This blog was published in Patheos. I am not a scholar of Buddhist meditation. My own research has only touched on meditation insofar as it was claimed to have therapeutic benefits in a handful of texts in premodern Asia. But,
This blog was published in the Penn Museum Blog and the Penn Press Log. Knowledge about healing and disease has held a central place within Buddhist thought since the earliest times. Taken collectively, Buddhist perspectives on health, disease, healers, patients, therapies,
This blog was published at Patheos.com. Recently, I invited my Facebook friends to submit questions on the topic of Buddhism and medicine. I collated the questions together, and wrote the brief responses below…. Is there such a thing as “Buddhist medicine”?
This post appeared on Patheos.com While I am not a historian of yoga per se, my academic research focuses on the crosscultural exchange of Buddhist ideas about health globally, and I specifically focus a great amount of attention on the many acts
“LA 497: Visualization” was a team-taught course in Spring 2015 that was designed to encourage collaboration and integration. This class was funded by a Penn State University Schreyer Institute for Teaching Excellence grant. Using a fifth-century Chinese Buddhist text on visualization meditation
A Jesuit, a eunuch, and a courtesan walk into a classroom…. No, it’s not the opening of a tasteless joke. It’s just another episode of Dynasties & Dragons. Now in its fourth year of implementation, “the other D&D” has evolved
This blog appeared on Patheos.com TIME magazine’s 2 Feb 2014 cover announces the arrival of the “Mindful Revolution.” The publication joins a flurry of recent examples confirming that a shift is taking place in the representation of meditation in American popular media. The
Preliminary Readings The Encyclopedia of Buddhism has an entry-level essay on the Buddhist canon by (see Vol. 1, pp. 111–5). The Encyclopedia of Religion (2nd Edition) has two articles that serve as useful starting points. Under “Buddhist Books and Texts” in Vol.
Here are some resources for getting started in the study of Chinese medical history. This page will be updated on a periodic basis, so feel free to suggest any additions via email or Facebook. The date above reflects the last time this page
In this blog, I provide short abstracts of important Buddhist medical sources in Pāli. Note that I have only included texts, chapters, or sections that are primarily about medicine or nursing. There are many Buddhist texts that include isolated or

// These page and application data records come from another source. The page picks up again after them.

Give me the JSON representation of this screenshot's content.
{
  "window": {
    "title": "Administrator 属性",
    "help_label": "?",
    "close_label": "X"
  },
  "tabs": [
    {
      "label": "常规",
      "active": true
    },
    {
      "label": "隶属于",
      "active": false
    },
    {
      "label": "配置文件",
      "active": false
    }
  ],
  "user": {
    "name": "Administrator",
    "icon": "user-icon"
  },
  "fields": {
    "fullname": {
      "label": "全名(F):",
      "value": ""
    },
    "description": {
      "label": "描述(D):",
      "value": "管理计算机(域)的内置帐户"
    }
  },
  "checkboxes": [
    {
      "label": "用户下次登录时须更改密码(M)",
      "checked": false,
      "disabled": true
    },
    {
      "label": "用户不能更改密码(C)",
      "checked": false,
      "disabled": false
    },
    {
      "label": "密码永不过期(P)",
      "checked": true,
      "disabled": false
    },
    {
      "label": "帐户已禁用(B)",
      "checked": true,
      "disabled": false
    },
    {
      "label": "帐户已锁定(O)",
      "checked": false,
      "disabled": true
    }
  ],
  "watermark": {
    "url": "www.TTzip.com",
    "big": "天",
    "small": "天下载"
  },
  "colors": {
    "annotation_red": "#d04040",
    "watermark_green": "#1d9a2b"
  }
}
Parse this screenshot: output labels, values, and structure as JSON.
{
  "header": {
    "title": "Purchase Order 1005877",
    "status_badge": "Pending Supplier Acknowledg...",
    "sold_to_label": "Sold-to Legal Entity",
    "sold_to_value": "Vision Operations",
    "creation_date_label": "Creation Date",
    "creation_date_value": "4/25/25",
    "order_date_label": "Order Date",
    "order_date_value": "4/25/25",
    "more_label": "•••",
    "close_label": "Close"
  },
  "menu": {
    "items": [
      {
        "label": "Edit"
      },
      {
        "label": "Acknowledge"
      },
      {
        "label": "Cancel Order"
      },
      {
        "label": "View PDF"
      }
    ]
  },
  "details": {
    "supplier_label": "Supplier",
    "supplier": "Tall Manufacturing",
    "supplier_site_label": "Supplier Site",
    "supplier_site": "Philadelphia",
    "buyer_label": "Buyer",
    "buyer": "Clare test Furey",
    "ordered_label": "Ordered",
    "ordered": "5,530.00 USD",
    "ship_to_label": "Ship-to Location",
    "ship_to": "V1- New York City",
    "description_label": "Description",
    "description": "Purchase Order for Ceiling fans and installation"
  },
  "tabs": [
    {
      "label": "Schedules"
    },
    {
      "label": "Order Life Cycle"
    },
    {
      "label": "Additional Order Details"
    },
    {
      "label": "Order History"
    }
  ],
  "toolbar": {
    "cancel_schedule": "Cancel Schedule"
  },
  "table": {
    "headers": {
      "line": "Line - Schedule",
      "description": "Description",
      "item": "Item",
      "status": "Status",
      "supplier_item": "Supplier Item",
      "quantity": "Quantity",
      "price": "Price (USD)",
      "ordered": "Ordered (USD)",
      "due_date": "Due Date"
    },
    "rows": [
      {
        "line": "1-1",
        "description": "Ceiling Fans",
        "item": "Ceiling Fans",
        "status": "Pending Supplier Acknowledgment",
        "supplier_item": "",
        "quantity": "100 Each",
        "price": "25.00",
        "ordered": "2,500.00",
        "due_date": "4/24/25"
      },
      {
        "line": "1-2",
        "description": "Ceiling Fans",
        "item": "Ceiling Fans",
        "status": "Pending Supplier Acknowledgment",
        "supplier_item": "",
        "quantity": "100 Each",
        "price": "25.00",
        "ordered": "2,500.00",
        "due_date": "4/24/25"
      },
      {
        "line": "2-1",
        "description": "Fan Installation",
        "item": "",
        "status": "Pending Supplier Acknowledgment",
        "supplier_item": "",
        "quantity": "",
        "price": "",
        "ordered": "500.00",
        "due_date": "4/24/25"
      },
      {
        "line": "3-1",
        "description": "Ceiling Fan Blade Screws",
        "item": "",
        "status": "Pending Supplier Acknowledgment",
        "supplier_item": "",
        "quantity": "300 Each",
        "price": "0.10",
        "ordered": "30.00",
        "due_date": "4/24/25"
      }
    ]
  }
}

In Spring 2013, I taught HIST 497C Global History of Medicine, a weekly hybrid class that met both online and at various sites in the Philadelphia area. These meetings had two purposes: to learn about the history of medicine, and
Every semester, I teach an introductory-level course on Asian history or religious studies with enrollments of 25–30 students per section (no TAs). The students who take these courses tend to be non-majors who are trying to fulfill a humanities and
Zhiyi’s shorter treatise on śamatha and vipaśyanā (Xiao zhiguan 小止觀) exists today in several printed and manuscript versions, the most readily accessible of which appears in Taishō Tripiṭaka no. 1915. Based on extensive comparison of the extant versions, however, the Japanese scholar Sekiguchi Shindai has